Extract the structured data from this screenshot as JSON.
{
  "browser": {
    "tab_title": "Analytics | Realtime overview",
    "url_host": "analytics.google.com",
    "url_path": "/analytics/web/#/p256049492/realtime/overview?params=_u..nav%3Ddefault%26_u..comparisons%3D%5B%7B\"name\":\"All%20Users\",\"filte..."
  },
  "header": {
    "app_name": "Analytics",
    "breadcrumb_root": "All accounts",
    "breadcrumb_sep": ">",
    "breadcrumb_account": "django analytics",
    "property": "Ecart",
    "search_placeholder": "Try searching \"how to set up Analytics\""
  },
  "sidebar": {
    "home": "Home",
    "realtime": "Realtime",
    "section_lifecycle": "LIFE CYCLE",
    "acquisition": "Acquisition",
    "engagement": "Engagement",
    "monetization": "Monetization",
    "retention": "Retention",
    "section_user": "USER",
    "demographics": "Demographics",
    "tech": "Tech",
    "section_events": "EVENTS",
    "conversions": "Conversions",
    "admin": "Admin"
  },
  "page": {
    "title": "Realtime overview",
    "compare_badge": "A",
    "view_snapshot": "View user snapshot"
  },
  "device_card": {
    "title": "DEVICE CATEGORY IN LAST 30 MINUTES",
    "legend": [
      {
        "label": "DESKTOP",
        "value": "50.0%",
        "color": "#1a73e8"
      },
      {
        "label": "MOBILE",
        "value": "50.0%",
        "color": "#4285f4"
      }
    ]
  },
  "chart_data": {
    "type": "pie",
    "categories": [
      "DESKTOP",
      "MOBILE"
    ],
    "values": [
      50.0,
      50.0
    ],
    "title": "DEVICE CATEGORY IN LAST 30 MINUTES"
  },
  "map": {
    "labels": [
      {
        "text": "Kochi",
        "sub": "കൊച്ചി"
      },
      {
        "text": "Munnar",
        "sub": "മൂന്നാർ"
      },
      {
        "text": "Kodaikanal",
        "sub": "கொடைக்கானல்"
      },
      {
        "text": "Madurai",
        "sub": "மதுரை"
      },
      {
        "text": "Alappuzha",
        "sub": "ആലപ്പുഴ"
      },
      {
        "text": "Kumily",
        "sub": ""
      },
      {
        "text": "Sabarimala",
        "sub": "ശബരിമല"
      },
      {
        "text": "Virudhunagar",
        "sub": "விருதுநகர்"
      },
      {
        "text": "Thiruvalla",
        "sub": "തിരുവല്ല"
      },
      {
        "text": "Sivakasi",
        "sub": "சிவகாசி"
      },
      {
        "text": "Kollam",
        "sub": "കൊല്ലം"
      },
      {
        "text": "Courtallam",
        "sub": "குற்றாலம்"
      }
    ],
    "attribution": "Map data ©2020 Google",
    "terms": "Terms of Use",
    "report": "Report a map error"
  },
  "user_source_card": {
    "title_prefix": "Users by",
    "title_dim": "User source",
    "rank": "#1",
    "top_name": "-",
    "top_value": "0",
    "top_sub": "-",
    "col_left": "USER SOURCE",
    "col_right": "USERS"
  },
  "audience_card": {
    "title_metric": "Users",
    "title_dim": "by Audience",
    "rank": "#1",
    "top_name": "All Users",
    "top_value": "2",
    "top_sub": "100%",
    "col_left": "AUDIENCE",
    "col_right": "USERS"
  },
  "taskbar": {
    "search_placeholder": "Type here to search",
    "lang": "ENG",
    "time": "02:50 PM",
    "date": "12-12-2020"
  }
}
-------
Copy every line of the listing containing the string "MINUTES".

    "title": "DEVICE CATEGORY IN LAST 30 MINUTES",
    "title": "DEVICE CATEGORY IN LAST 30 MINUTES"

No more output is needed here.